…was ancient, in a manner of speaking.
Tessa and I were having our usual morning on the sofa: tea for me, a snooze for her, both of us keeping a lazy eye on the doings in the front yard. We live on a cul de sac and, at 7am, the doings pretty much add up to a lot of not-so-much.
Suddenly we heard a racket of crows—American crows—coming up the street. This was strange—and certainly a doings. We have a resident population of fish crows, whose calls resemble an odd and subversive chuckling, but we rarely hear the cacophony of American crows.
I rushed to the front window and Tessa stood on the arm of the sofa. The clatter came closer and all at once a gray fox flashed by, loping down the street, not quite running but moving fast. He was all reds and dark grays and gorgeous against the grass. The crows were following. The fox was headed into the cul de sac but, for some reason, he turned in our neighbor’s high grass and headed back the other way, this time running, cutting across our front yard and ducking through the grove of cedars into the unfenced yard on the other side. Perhaps he lost the crows under the trees or in the ivy—at any rate they gave up and flew away.
|Gray Fox in winter, Dave Schaffer, U.S. Fish and Wildlife Service (public domain image)|
Tessa and I watched all this back and forth, running back and forth ourselves between windows. We were excited—a fox! In our front yard!—we’d heard them at night, in the distance, but to see one up close and in the daylight! Tessa wanted to rush right outside but I advised a calmer, more interior course of action and we returned to our sofa.
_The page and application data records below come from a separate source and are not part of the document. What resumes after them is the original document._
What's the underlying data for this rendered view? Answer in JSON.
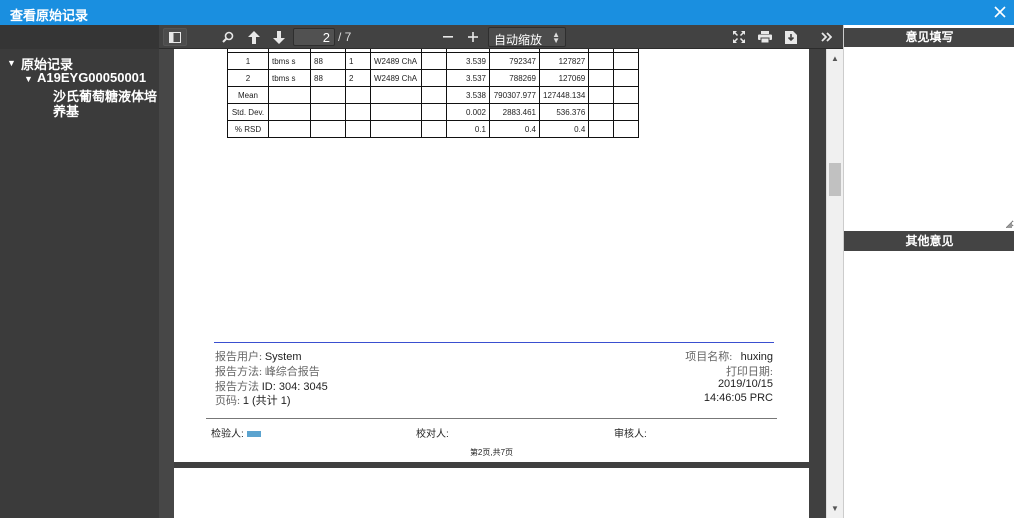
{
  "window": {
    "title": "查看原始记录"
  },
  "tree": {
    "root": "原始记录",
    "child": "A19EYG00050001",
    "leaf": "沙氏葡萄糖液体培养基"
  },
  "toolbar": {
    "page_value": "2",
    "page_count": "/ 7",
    "zoom": "自动缩放"
  },
  "report": {
    "rows": [
      {
        "id": "1",
        "name": "tbms s",
        "col3": "88",
        "col4": "1",
        "channel": "W2489 ChA",
        "time": "3.539",
        "area": "792347",
        "height": "127827"
      },
      {
        "id": "2",
        "name": "tbms s",
        "col3": "88",
        "col4": "2",
        "channel": "W2489 ChA",
        "time": "3.537",
        "area": "788269",
        "height": "127069"
      }
    ],
    "stats": [
      {
        "label": "Mean",
        "time": "3.538",
        "area": "790307.977",
        "height": "127448.134"
      },
      {
        "label": "Std. Dev.",
        "time": "0.002",
        "area": "2883.461",
        "height": "536.376"
      },
      {
        "label": "% RSD",
        "time": "0.1",
        "area": "0.4",
        "height": "0.4"
      }
    ],
    "footer": {
      "user_label": "报告用户:",
      "user_value": "System",
      "method_label": "报告方法:",
      "method_value": "峰综合报告",
      "method_id_label": "报告方法",
      "method_id_value": "ID: 304: 3045",
      "page_label": "页码:",
      "page_value": "1 (共计 1)",
      "project_label": "项目名称:",
      "project_value": "huxing",
      "print_date_label": "打印日期:",
      "print_date_value": "2019/10/15",
      "print_time_value": "14:46:05 PRC"
    },
    "signatures": {
      "tester": "检验人:",
      "checker": "校对人:",
      "reviewer": "审核人:"
    },
    "page_number": "第2页,共7页"
  },
  "right_panel": {
    "opinion_title": "意见填写",
    "other_title": "其他意见"
  },
  "colors": {
    "titlebar": "#1a8fe0",
    "footer_rule": "#3a4fd0"
  }
}
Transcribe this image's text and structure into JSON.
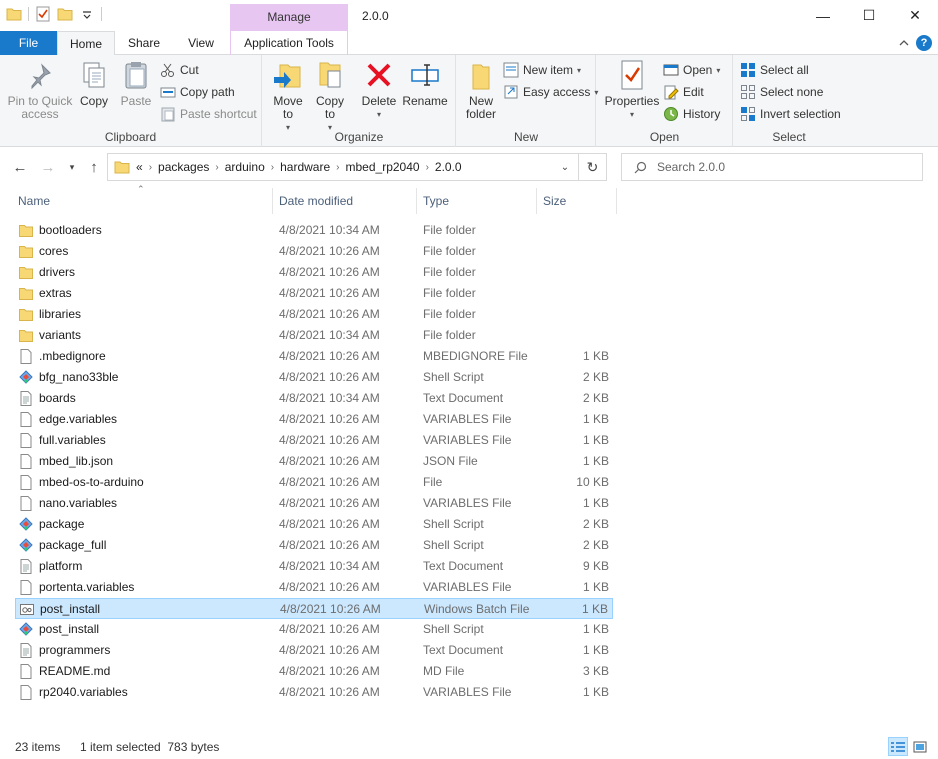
{
  "window": {
    "title": "2.0.0",
    "context_tab": "Manage",
    "minimize": "—",
    "maximize": "☐",
    "close": "✕"
  },
  "tabs": {
    "file": "File",
    "home": "Home",
    "share": "Share",
    "view": "View",
    "app_tools": "Application Tools"
  },
  "ribbon": {
    "clipboard": {
      "label": "Clipboard",
      "pin": "Pin to Quick access",
      "copy": "Copy",
      "paste": "Paste",
      "cut": "Cut",
      "copy_path": "Copy path",
      "paste_shortcut": "Paste shortcut"
    },
    "organize": {
      "label": "Organize",
      "move_to": "Move to",
      "copy_to": "Copy to",
      "delete": "Delete",
      "rename": "Rename"
    },
    "new": {
      "label": "New",
      "new_folder": "New folder",
      "new_item": "New item",
      "easy_access": "Easy access"
    },
    "open": {
      "label": "Open",
      "properties": "Properties",
      "open": "Open",
      "edit": "Edit",
      "history": "History"
    },
    "select": {
      "label": "Select",
      "select_all": "Select all",
      "select_none": "Select none",
      "invert": "Invert selection"
    }
  },
  "address": {
    "overflow": "«",
    "crumbs": [
      "packages",
      "arduino",
      "hardware",
      "mbed_rp2040",
      "2.0.0"
    ],
    "search_placeholder": "Search 2.0.0"
  },
  "columns": {
    "name": "Name",
    "date": "Date modified",
    "type": "Type",
    "size": "Size"
  },
  "files": [
    {
      "name": "bootloaders",
      "date": "4/8/2021 10:34 AM",
      "type": "File folder",
      "size": "",
      "icon": "folder-icon"
    },
    {
      "name": "cores",
      "date": "4/8/2021 10:26 AM",
      "type": "File folder",
      "size": "",
      "icon": "folder-icon"
    },
    {
      "name": "drivers",
      "date": "4/8/2021 10:26 AM",
      "type": "File folder",
      "size": "",
      "icon": "folder-icon"
    },
    {
      "name": "extras",
      "date": "4/8/2021 10:26 AM",
      "type": "File folder",
      "size": "",
      "icon": "folder-icon"
    },
    {
      "name": "libraries",
      "date": "4/8/2021 10:26 AM",
      "type": "File folder",
      "size": "",
      "icon": "folder-icon"
    },
    {
      "name": "variants",
      "date": "4/8/2021 10:34 AM",
      "type": "File folder",
      "size": "",
      "icon": "folder-icon"
    },
    {
      "name": ".mbedignore",
      "date": "4/8/2021 10:26 AM",
      "type": "MBEDIGNORE File",
      "size": "1 KB",
      "icon": "file-icon"
    },
    {
      "name": "bfg_nano33ble",
      "date": "4/8/2021 10:26 AM",
      "type": "Shell Script",
      "size": "2 KB",
      "icon": "script-icon"
    },
    {
      "name": "boards",
      "date": "4/8/2021 10:34 AM",
      "type": "Text Document",
      "size": "2 KB",
      "icon": "text-file-icon"
    },
    {
      "name": "edge.variables",
      "date": "4/8/2021 10:26 AM",
      "type": "VARIABLES File",
      "size": "1 KB",
      "icon": "file-icon"
    },
    {
      "name": "full.variables",
      "date": "4/8/2021 10:26 AM",
      "type": "VARIABLES File",
      "size": "1 KB",
      "icon": "file-icon"
    },
    {
      "name": "mbed_lib.json",
      "date": "4/8/2021 10:26 AM",
      "type": "JSON File",
      "size": "1 KB",
      "icon": "file-icon"
    },
    {
      "name": "mbed-os-to-arduino",
      "date": "4/8/2021 10:26 AM",
      "type": "File",
      "size": "10 KB",
      "icon": "file-icon"
    },
    {
      "name": "nano.variables",
      "date": "4/8/2021 10:26 AM",
      "type": "VARIABLES File",
      "size": "1 KB",
      "icon": "file-icon"
    },
    {
      "name": "package",
      "date": "4/8/2021 10:26 AM",
      "type": "Shell Script",
      "size": "2 KB",
      "icon": "script-icon"
    },
    {
      "name": "package_full",
      "date": "4/8/2021 10:26 AM",
      "type": "Shell Script",
      "size": "2 KB",
      "icon": "script-icon"
    },
    {
      "name": "platform",
      "date": "4/8/2021 10:34 AM",
      "type": "Text Document",
      "size": "9 KB",
      "icon": "text-file-icon"
    },
    {
      "name": "portenta.variables",
      "date": "4/8/2021 10:26 AM",
      "type": "VARIABLES File",
      "size": "1 KB",
      "icon": "file-icon"
    },
    {
      "name": "post_install",
      "date": "4/8/2021 10:26 AM",
      "type": "Windows Batch File",
      "size": "1 KB",
      "icon": "batch-file-icon",
      "selected": true
    },
    {
      "name": "post_install",
      "date": "4/8/2021 10:26 AM",
      "type": "Shell Script",
      "size": "1 KB",
      "icon": "script-icon"
    },
    {
      "name": "programmers",
      "date": "4/8/2021 10:26 AM",
      "type": "Text Document",
      "size": "1 KB",
      "icon": "text-file-icon"
    },
    {
      "name": "README.md",
      "date": "4/8/2021 10:26 AM",
      "type": "MD File",
      "size": "3 KB",
      "icon": "file-icon"
    },
    {
      "name": "rp2040.variables",
      "date": "4/8/2021 10:26 AM",
      "type": "VARIABLES File",
      "size": "1 KB",
      "icon": "file-icon"
    }
  ],
  "status": {
    "items": "23 items",
    "selection": "1 item selected  783 bytes"
  },
  "colors": {
    "file_tab": "#1979ca",
    "manage_tab": "#e8c6f2",
    "selection_bg": "#cce8ff",
    "selection_border": "#99d1ff",
    "folder": "#f8d775"
  }
}
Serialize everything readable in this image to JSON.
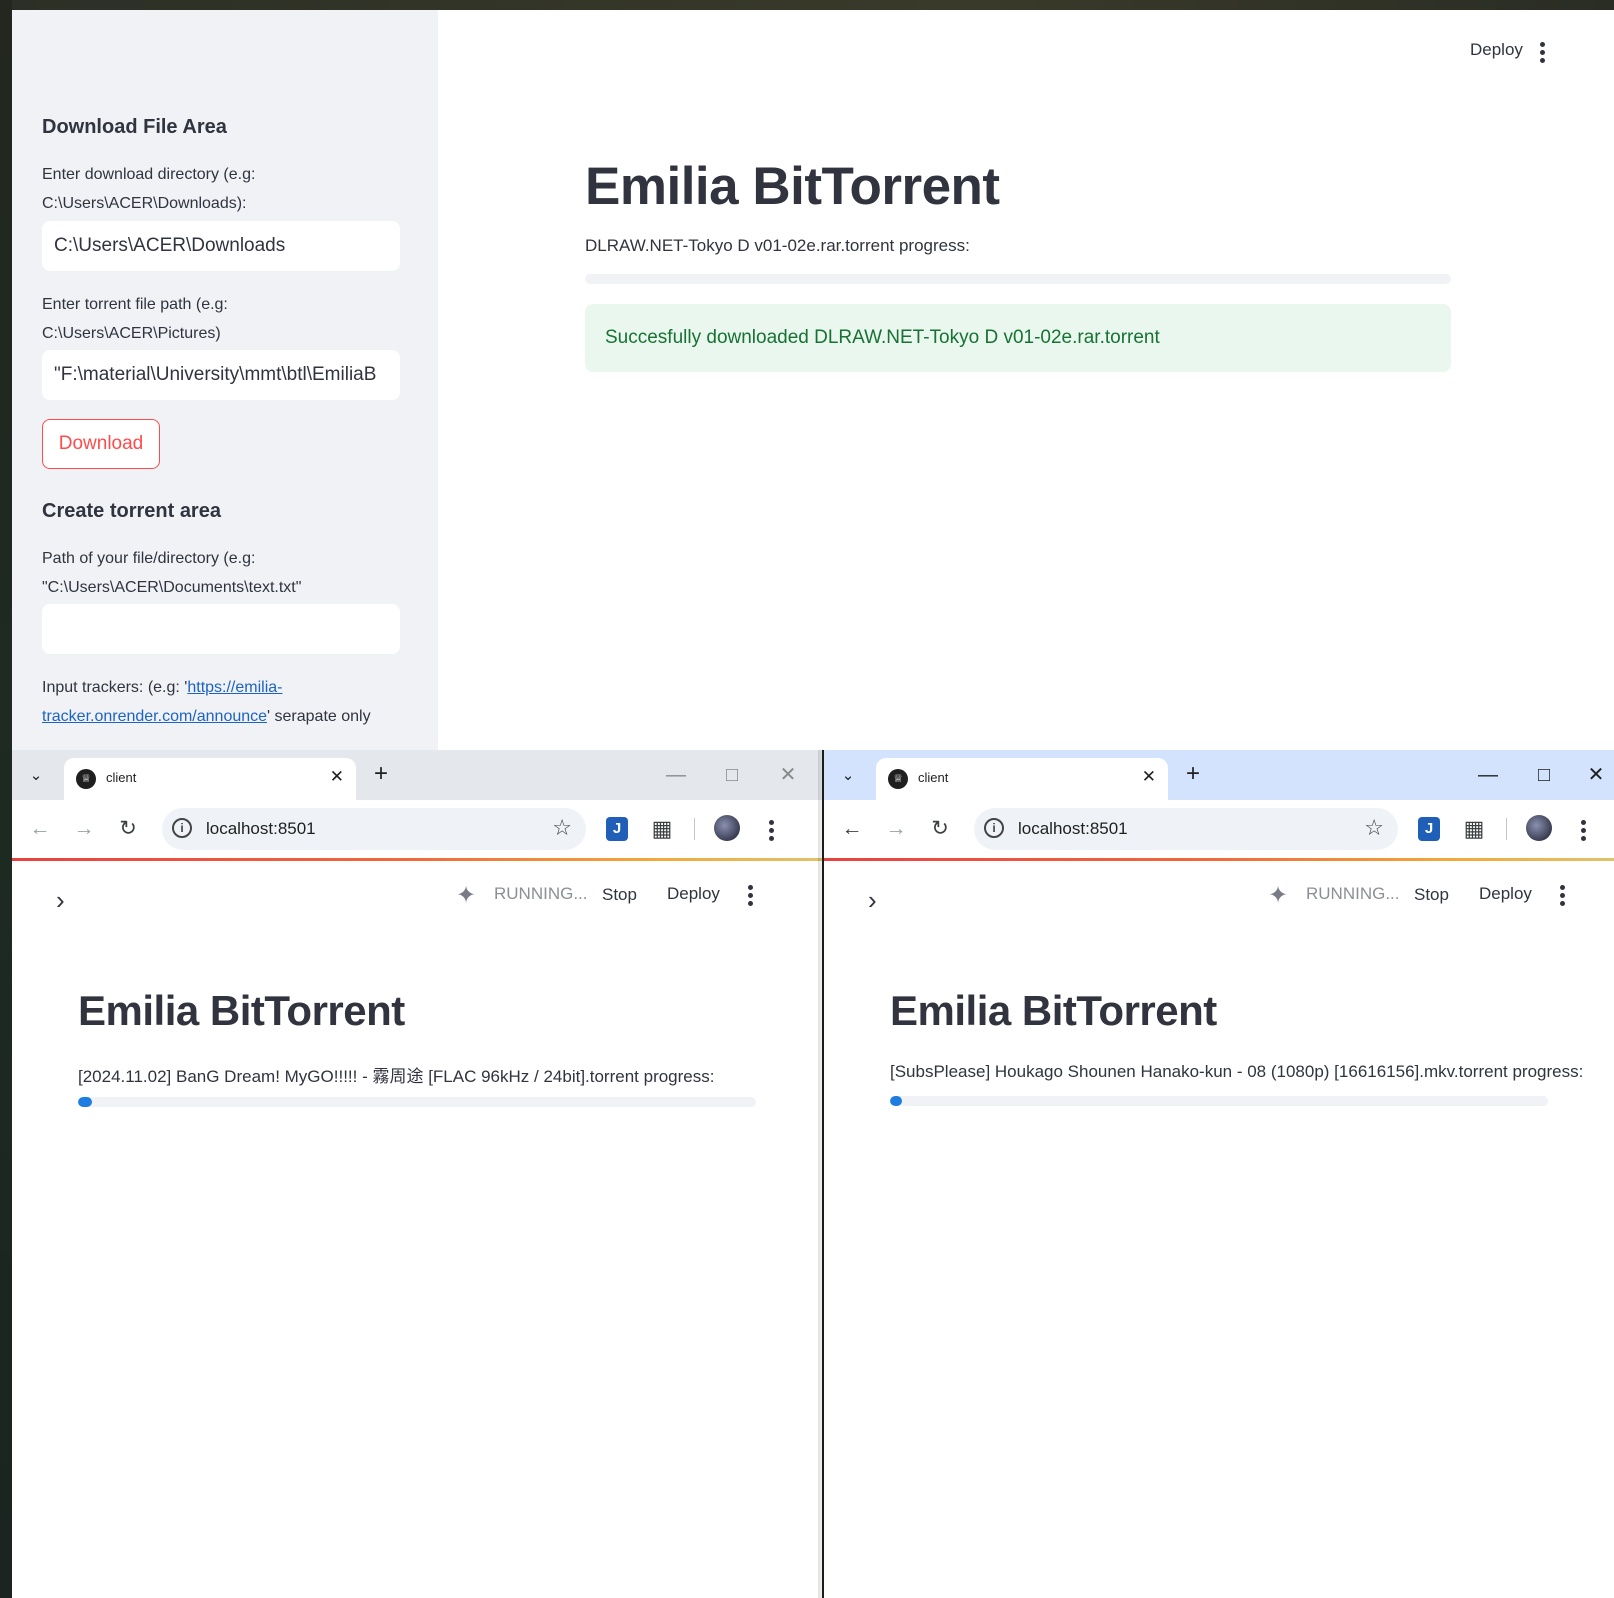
{
  "main_window": {
    "sidebar": {
      "download_heading": "Download File Area",
      "download_dir_label": "Enter download directory (e.g: C:\\Users\\ACER\\Downloads):",
      "download_dir_value": "C:\\Users\\ACER\\Downloads",
      "torrent_path_label": "Enter torrent file path (e.g: C:\\Users\\ACER\\Pictures)",
      "torrent_path_value": "\"F:\\material\\University\\mmt\\btl\\EmiliaB",
      "download_button": "Download",
      "create_heading": "Create torrent area",
      "file_path_label": "Path of your file/directory (e.g: \"C:\\Users\\ACER\\Documents\\text.txt\"",
      "file_path_value": "",
      "trackers_label_prefix": "Input trackers: (e.g: '",
      "trackers_link": "https://emilia-tracker.onrender.com/announce",
      "trackers_label_suffix": "' serapate only"
    },
    "header": {
      "deploy": "Deploy"
    },
    "title": "Emilia BitTorrent",
    "progress_label": "DLRAW.NET-Tokyo D v01-02e.rar.torrent progress:",
    "progress_fraction": 0.0,
    "success_message": "Succesfully downloaded DLRAW.NET-Tokyo D v01-02e.rar.torrent"
  },
  "browsers": [
    {
      "tab_title": "client",
      "url": "localhost:8501",
      "status": "RUNNING...",
      "stop": "Stop",
      "deploy": "Deploy",
      "title": "Emilia BitTorrent",
      "progress_label": "[2024.11.02] BanG Dream! MyGO!!!!! - 霧周途 [FLAC 96kHz / 24bit].torrent progress:",
      "progress_fraction": 0.02
    },
    {
      "tab_title": "client",
      "url": "localhost:8501",
      "status": "RUNNING...",
      "stop": "Stop",
      "deploy": "Deploy",
      "title": "Emilia BitTorrent",
      "progress_label": "[SubsPlease] Houkago Shounen Hanako-kun - 08 (1080p) [16616156].mkv.torrent progress:",
      "progress_fraction": 0.01
    }
  ],
  "colors": {
    "accent_red": "#ff4b4b",
    "progress_blue": "#1e7de0",
    "success_bg": "#e9f7ee",
    "success_text": "#177233",
    "sidebar_bg": "#f0f2f6",
    "link": "#1c63c4"
  },
  "icons": {
    "kebab": "kebab-menu-icon",
    "running": "running-person-icon",
    "chevron": "chevron-right-icon",
    "back": "arrow-left-icon",
    "forward": "arrow-right-icon",
    "reload": "reload-icon",
    "star": "bookmark-star-icon",
    "extensions": "puzzle-icon",
    "profile": "avatar"
  }
}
Later I found out I’d not seen a red fox, but a gray one. I’d wondered about his dark back and lack of white—did he have mange? Was something else wrong with him? But he was just a different sort of fox. And gray foxes are different—an entirely different genus from the red fox, an ancient genus, 3.6 million years old and most closely related, now, only to the east Asian raccoon dog and the African bat-eared fox. The gray fox, Urocyon cinereoargenteus, is one of the most primitive of the living canids, its fossils first discovered in Arizona along with its contemporaries of the time: the giant sloth, the large-headed llama, and the small, early horses. The gray fox can climb trees (an ability shared today by only one other canid, the aforementioned raccoon dog), and is omnivorous but seems to really enjoy eating cottontails and birds. And, I read, it likes fruits and vegetables more than does the red fox.
I planted nine native fruit trees in our backyard to attract birds, never realizing they might also attract this splinter of the pliocene. I'll tend them more carefully now, imagining the fruit-loving Urocyon cinereoargenteus climbing our fence at night or sneaking through where those slats have rotted away. We already have birds and bunnies in profusion, an abandoned yard going wild next door and—usually—a decided lack of American crows. But I'm not sure he needs the help. This morning, I worried about that gray fox, running and harassed. Now, I think those millions of years of survival and instinct must count for something—well, for much more than something—having come together in this one moment of magnificence, in this beautiful animal, in our neighborhood fox.